## HOW TO COMPLETE THIS TASK
Check every line in the listing below for "value". Copy the ones where it occurs.

## SOURCE INFORMATION
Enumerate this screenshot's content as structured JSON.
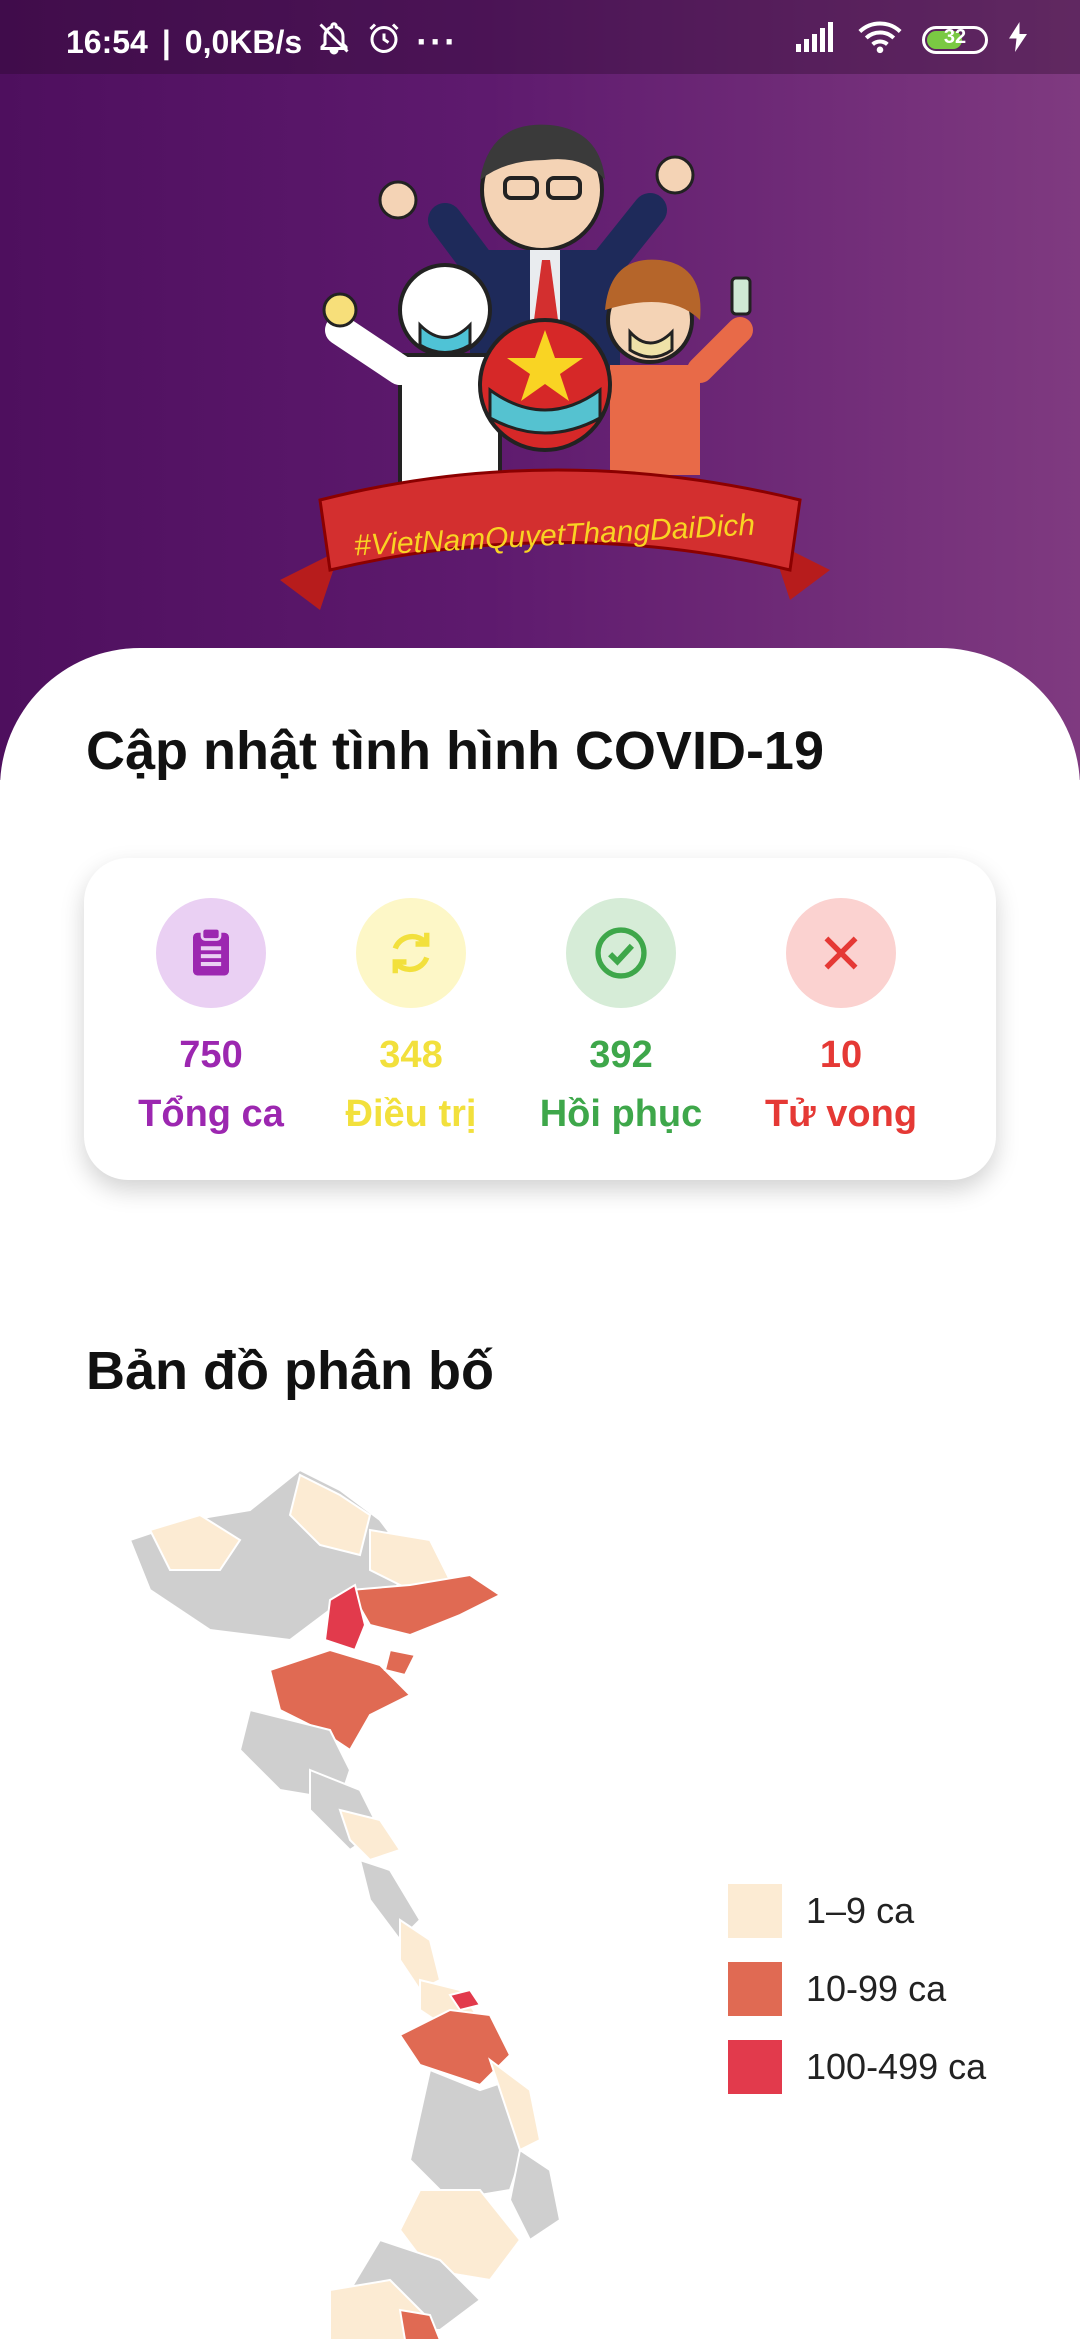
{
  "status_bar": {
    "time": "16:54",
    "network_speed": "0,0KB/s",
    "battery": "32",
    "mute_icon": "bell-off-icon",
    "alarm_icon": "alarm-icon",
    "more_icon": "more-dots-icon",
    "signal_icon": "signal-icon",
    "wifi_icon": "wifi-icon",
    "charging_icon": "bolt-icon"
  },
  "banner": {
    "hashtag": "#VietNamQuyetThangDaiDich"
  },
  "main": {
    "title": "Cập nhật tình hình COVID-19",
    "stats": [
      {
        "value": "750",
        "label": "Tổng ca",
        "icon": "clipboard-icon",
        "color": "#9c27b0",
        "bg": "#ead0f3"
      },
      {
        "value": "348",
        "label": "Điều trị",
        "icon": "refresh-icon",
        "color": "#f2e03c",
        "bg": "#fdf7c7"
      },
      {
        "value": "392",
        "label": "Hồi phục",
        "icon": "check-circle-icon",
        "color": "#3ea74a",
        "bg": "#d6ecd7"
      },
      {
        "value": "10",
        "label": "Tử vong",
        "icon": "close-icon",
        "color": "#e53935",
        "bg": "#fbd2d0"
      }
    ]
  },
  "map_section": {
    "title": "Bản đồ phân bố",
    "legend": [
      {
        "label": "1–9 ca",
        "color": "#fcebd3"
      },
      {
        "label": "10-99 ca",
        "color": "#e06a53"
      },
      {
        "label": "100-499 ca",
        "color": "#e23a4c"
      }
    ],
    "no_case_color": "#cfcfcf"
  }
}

## EXERCISE ANSWER
        "value": "750",
        "value": "348",
        "value": "392",
        "value": "10",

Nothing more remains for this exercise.